The terms global warming and climate change are often used as if they were synonymous. In fact, global warming is just one aspect of climate change, which encompasses a wide range of events and effects occurring around the globe. Understanding the fundamental differences between what is meant by climate change and what falls under the heading of global warming can provide a framework for addressing these issues effectively.
What Is Global Warming?
According to the U.S. Geological Survey (USGS), global warming is the result of a buildup in greenhouse gases that traps heat in the lower atmosphere of the Earth. This results in a gradual increase in average temperatures around the world. According to the National Resources Defense Council, some of the events for which global warming is directly responsible include the following:
- Increased temperatures caused by global warming are also causing heat waves in areas unused to extreme summer heat.
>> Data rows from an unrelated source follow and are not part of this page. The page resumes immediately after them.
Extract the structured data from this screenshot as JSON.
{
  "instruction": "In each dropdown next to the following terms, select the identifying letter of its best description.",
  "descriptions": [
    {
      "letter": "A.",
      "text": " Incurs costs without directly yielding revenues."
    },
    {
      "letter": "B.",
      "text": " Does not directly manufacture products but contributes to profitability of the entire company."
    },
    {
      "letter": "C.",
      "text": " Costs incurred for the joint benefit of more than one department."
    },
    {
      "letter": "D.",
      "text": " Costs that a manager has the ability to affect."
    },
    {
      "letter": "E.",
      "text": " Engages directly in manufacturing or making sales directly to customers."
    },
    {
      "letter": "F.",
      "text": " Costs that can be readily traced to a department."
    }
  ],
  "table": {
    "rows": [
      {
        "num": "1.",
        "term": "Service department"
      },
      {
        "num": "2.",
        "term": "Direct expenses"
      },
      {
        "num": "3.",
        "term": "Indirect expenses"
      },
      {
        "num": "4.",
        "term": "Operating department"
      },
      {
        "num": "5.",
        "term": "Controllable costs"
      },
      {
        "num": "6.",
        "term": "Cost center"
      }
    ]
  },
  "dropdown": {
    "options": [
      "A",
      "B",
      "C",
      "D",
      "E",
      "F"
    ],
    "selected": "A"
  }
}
According to the Centers for Disease Control and Prevention, more than 600 deaths occur every year as the result of extreme heat.
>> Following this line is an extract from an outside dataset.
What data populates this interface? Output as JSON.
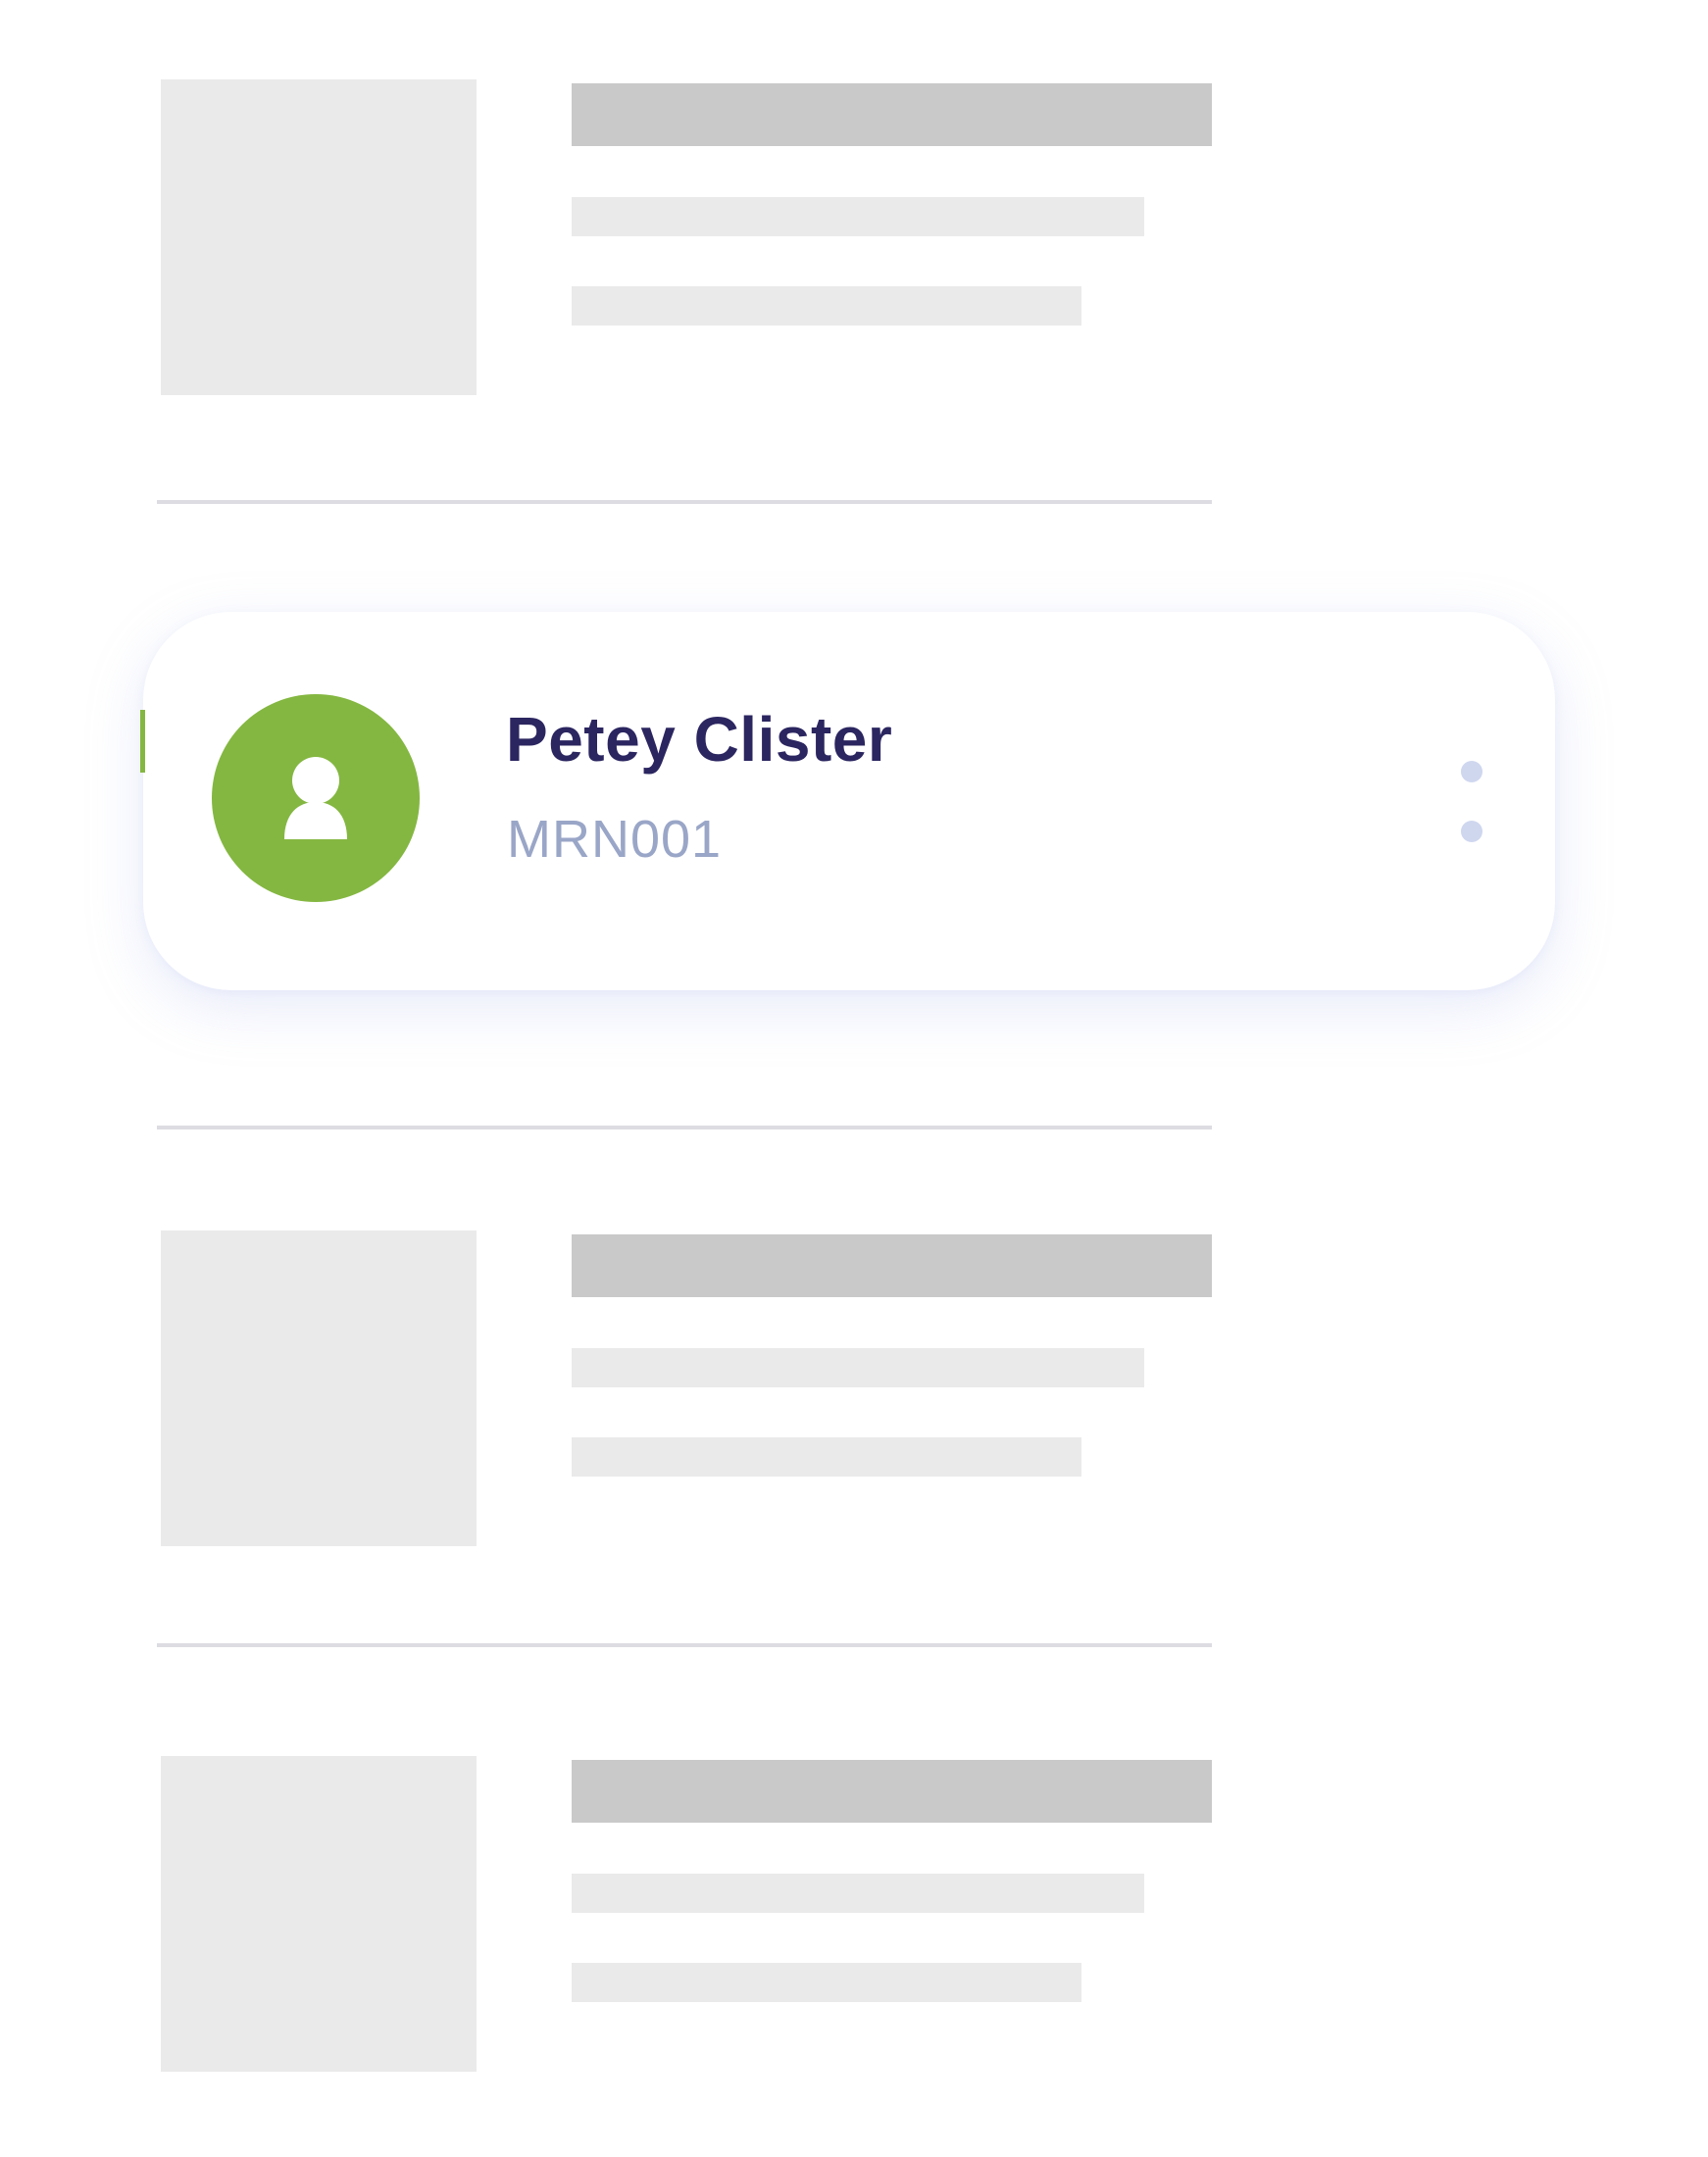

- Global warming has also had an impact on air pollution by increasing the ozone found in surface-level air. The U.S. Environmental Protection Agency reports that nitrogen oxides and volatile organic compounds can react to sunlight to create ground level ozone. An overview published in the scholarly journal Frontiers in Immunology predicts that by 2050, global warming could increase the number of ozone-warning days in the United States by 68 percent. This would significantly impact the breathability of outdoor air not only for those with respiratory illnesses but also for the general public.
- The melting of the ice caps is also a result of global warming and has caused sea levels to rise around the world. The 2014 National Climate Assessment found that sea levels have risen about eight inches since 1880. By 2100, figures indicate that sea levels may increase by as much as four feet because of increases in average global temperatures.
- Rising global temperatures are also having a negative effect on wildlife. Many species have already been lost because of increasing temperatures in their native ecosystems. More may become extinct if the progress of global warming is not stopped.
Effects of Global Warming on Wildlife
The National Geographic reported in 2016 that the Bramble Cay melomys, a small mammal that resided on an island located in the Great Barrier Reef, was believed to be the first mammalian casualty of global warming. The World Wildlife Federation has identified other animals at risk because of global warming, including the following species:
- Polar bears
- Green sea turtles
- Asian and African elephants
- Mountain gorillas
- Giant pandas
- Snow leopards
In May 2019, the United Nations (UN) released a report indicating that roughly one million species of animals and plants are at risk for extinction. According to the UN, the population of native species in land-based biosystems has fallen by 20 percent or more. Most of this decline has taken place since 1900. The report also states that 680 vertebrate species have been lost to extinction since the 1500s. Climate change and global warming are important factors in the increasing risk of extinction among animals and plants.
What Is Climate Change?
Climate change covers a wide range of changes in the weather, climate, and surface temperatures of the Earth. Global warming plays an important role in climate change. Other factors, however, are also responsible for the effects of climate change on the environment:
- Extreme weather events are becoming more common and more costly. According to the National Centers for Environmental Information, there have been 69 storm events and natural disasters that cost $1 billion or more since 2015. Of these events, 14 took place in 2019. Forbes lists Hurricane Dorian in the Bahamas, floods in the Midwest, wildfires and drought in California and numerous tornadoes as some of the most destructive events attributable to global warming in 2019.
- Pollution and climate change are also increasing the acidification of the oceans, which can lead to mass die-offs of shellfish and other marine animals. This situation is believed to be the result of emissions and other pollutants that are changing the chemical makeup of the world's oceans. The National Oceanic and Atmospheric Administration (NOAA) reports that in the past 200 years, the pH level of the surface waters of the ocean has decreased by 0.1 pH units, which represents an increase in acidity of about 30 percent.
- The USGS predicts that climate change will reduce the amount of snowpack present in mountain ranges in the western half of the United States. This will likely increase rainfall in the areas around the mountains for a limited amount of time.
The Difference Between Global Warming and Climate Change
Perhaps the easiest way to make the distinction between global warming and climate change is to consider global warming as just one component in the larger issue of climate change. Increasing amounts of carbon dioxide in the atmosphere, other pollutants and the destruction of the rain forests also play significant roles in climate change around the world.
Taking steps to address global warming and the other factors that are speeding climate change can help to protect the environment. By reducing the use of fossil fuels and investing in green-friendly technologies, it may be possible to create a better future for people and animals alike.